→ **Input records**:
━━━━━━━━━━━━━━━━━━━━
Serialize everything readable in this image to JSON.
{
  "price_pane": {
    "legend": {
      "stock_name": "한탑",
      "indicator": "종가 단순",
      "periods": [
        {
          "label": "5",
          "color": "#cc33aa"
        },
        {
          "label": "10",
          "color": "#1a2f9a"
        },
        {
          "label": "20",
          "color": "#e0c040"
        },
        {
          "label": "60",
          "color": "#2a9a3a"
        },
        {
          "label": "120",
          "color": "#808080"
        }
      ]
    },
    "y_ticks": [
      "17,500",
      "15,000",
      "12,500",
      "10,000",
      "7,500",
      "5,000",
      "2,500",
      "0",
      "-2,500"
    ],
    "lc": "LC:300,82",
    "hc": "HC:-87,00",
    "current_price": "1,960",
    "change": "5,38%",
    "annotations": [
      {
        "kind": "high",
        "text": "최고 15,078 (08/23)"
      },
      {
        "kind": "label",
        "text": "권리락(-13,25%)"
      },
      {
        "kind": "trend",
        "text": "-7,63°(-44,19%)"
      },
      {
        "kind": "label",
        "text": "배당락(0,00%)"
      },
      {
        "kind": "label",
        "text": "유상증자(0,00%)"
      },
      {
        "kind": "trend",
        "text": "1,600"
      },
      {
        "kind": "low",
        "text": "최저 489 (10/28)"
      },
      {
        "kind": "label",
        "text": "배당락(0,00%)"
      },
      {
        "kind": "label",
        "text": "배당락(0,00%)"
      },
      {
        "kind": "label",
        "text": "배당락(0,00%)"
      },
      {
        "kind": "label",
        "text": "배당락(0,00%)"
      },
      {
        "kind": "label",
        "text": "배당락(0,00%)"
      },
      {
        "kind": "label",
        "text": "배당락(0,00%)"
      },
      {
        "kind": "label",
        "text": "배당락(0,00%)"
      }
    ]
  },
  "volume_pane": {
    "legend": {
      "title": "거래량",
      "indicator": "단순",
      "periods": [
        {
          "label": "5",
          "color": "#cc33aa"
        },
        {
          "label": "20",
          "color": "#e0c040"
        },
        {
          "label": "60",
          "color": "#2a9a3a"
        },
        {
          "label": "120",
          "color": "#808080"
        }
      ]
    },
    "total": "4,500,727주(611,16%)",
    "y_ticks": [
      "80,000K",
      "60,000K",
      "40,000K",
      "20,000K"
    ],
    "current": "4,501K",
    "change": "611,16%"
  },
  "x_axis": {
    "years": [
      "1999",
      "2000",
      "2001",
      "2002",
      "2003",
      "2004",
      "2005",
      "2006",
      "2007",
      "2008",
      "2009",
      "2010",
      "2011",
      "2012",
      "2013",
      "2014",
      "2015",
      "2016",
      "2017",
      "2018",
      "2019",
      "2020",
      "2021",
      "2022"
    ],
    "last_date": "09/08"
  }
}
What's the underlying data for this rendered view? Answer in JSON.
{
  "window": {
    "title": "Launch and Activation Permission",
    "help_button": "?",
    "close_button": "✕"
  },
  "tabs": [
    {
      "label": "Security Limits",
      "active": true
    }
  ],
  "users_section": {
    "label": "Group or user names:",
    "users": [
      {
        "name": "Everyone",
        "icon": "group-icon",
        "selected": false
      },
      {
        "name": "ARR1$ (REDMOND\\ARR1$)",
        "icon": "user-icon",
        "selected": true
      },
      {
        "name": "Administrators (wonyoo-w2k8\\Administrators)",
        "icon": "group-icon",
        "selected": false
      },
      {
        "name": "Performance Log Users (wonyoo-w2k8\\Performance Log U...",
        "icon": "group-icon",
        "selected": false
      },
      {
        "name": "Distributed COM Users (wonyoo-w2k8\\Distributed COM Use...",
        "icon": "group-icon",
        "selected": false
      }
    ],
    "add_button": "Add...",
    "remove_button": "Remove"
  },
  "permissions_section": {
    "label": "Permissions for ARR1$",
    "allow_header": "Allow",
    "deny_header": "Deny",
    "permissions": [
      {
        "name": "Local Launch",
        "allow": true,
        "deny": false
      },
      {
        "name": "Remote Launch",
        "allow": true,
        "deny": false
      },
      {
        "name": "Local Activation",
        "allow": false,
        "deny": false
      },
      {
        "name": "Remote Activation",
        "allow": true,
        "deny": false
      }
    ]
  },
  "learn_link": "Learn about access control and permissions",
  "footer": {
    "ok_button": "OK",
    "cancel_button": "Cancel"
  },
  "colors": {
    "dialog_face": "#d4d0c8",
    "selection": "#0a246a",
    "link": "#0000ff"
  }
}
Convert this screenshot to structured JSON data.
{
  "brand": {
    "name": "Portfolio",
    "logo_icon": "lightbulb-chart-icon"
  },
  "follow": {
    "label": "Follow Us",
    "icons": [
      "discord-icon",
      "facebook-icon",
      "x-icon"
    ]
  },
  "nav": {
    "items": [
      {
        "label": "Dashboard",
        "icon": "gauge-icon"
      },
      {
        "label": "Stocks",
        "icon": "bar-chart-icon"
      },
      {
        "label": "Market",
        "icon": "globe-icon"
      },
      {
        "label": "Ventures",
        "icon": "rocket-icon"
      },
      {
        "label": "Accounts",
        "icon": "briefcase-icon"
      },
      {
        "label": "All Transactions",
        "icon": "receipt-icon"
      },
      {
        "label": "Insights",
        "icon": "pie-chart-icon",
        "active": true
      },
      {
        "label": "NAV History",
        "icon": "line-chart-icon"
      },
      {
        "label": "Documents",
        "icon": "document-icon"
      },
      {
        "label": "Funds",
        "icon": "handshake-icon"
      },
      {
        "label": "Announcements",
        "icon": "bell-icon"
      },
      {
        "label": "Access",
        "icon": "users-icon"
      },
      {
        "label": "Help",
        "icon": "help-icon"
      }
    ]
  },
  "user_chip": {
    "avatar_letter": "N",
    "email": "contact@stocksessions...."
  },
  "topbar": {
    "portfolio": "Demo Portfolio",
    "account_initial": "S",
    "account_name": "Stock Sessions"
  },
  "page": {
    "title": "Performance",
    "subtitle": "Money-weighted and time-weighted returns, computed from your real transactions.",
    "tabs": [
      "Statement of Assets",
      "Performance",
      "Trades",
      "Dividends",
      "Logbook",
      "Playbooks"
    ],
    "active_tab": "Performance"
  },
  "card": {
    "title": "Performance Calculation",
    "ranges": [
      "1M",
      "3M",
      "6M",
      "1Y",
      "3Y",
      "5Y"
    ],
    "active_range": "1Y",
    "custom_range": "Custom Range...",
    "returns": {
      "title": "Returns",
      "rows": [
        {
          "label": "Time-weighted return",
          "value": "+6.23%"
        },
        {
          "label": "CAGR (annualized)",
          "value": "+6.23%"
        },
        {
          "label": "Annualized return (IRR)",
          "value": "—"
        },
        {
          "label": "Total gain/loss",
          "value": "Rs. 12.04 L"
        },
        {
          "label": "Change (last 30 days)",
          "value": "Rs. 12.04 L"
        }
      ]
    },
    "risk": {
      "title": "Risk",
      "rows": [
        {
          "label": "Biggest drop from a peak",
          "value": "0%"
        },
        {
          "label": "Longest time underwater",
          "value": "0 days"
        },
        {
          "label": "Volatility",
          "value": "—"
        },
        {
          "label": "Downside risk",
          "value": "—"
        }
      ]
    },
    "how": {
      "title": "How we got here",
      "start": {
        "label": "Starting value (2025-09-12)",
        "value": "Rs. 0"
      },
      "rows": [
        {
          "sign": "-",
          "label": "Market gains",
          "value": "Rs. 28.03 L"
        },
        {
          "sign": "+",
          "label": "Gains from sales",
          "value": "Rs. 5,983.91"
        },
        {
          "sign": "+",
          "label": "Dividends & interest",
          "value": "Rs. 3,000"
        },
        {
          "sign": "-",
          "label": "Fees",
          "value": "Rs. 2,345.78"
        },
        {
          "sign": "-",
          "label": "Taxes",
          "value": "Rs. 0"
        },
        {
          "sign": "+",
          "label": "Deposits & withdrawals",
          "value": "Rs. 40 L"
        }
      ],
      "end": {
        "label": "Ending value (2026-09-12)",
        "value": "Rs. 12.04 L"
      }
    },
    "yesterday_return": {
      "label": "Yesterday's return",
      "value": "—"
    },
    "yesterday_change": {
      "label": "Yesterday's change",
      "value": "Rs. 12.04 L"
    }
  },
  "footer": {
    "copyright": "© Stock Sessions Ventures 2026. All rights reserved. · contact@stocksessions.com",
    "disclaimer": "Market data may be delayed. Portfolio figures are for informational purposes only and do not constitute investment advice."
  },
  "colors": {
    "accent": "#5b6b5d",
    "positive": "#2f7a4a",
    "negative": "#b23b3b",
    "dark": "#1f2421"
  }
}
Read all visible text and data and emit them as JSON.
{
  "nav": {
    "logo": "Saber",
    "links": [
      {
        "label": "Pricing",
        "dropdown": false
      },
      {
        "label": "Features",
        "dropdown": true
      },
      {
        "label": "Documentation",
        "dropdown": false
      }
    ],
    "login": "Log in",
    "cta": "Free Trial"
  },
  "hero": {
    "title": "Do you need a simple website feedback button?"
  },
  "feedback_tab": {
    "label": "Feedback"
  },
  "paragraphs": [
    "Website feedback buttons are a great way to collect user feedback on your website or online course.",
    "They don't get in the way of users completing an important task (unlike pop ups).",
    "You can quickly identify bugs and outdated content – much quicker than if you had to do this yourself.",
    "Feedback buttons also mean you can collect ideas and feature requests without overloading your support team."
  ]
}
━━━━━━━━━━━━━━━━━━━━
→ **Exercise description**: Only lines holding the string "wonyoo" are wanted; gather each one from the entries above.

→ **Response to this exercise**:
        "name": "Administrators (wonyoo-w2k8\\Administrators)",
        "name": "Performance Log Users (wonyoo-w2k8\\Performance Log U...",
        "name": "Distributed COM Users (wonyoo-w2k8\\Distributed COM Use...",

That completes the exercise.